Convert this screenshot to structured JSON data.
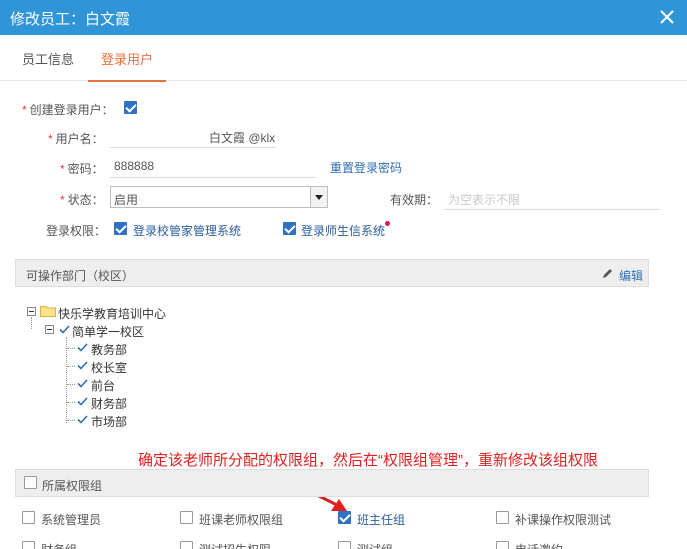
{
  "dialog": {
    "title": "修改员工：白文霞"
  },
  "tabs": [
    {
      "label": "员工信息",
      "active": false
    },
    {
      "label": "登录用户",
      "active": true
    }
  ],
  "form": {
    "create_login_label": "创建登录用户：",
    "create_login_checked": true,
    "username_label": "用户名：",
    "username_value": "白文霞 @klx",
    "password_label": "密码：",
    "password_value": "888888",
    "reset_password_link": "重置登录密码",
    "status_label": "状态：",
    "status_value": "启用",
    "expiry_label": "有效期：",
    "expiry_placeholder": "为空表示不限",
    "permissions_label": "登录权限：",
    "permissions": [
      {
        "label": "登录校管家管理系统",
        "checked": true
      },
      {
        "label": "登录师生信系统",
        "checked": true
      }
    ]
  },
  "departments_section": {
    "title": "可操作部门（校区）",
    "edit_label": "编辑",
    "tree": {
      "root": "快乐学教育培训中心",
      "campus": "简单学一校区",
      "children": [
        "教务部",
        "校长室",
        "前台",
        "财务部",
        "市场部"
      ]
    }
  },
  "annotation": "确定该老师所分配的权限组，然后在“权限组管理”，重新修改该组权限",
  "permission_groups_section": {
    "title": "所属权限组",
    "groups": [
      {
        "label": "系统管理员",
        "checked": false
      },
      {
        "label": "班课老师权限组",
        "checked": false
      },
      {
        "label": "班主任组",
        "checked": true
      },
      {
        "label": "补课操作权限测试",
        "checked": false
      },
      {
        "label": "财务组",
        "checked": false
      },
      {
        "label": "测试招生权限",
        "checked": false
      },
      {
        "label": "测试组",
        "checked": false
      },
      {
        "label": "电话邀约",
        "checked": false
      }
    ]
  },
  "colors": {
    "header": "#2f95d6",
    "active_tab": "#e8703a",
    "annotation": "#e02020",
    "checkbox": "#2f72c4"
  }
}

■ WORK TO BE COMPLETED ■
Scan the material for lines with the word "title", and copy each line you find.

■ RESPONSE AREA ■
    "title": "修改员工：白文霞"
    "title": "可操作部门（校区）",
    "title": "所属权限组",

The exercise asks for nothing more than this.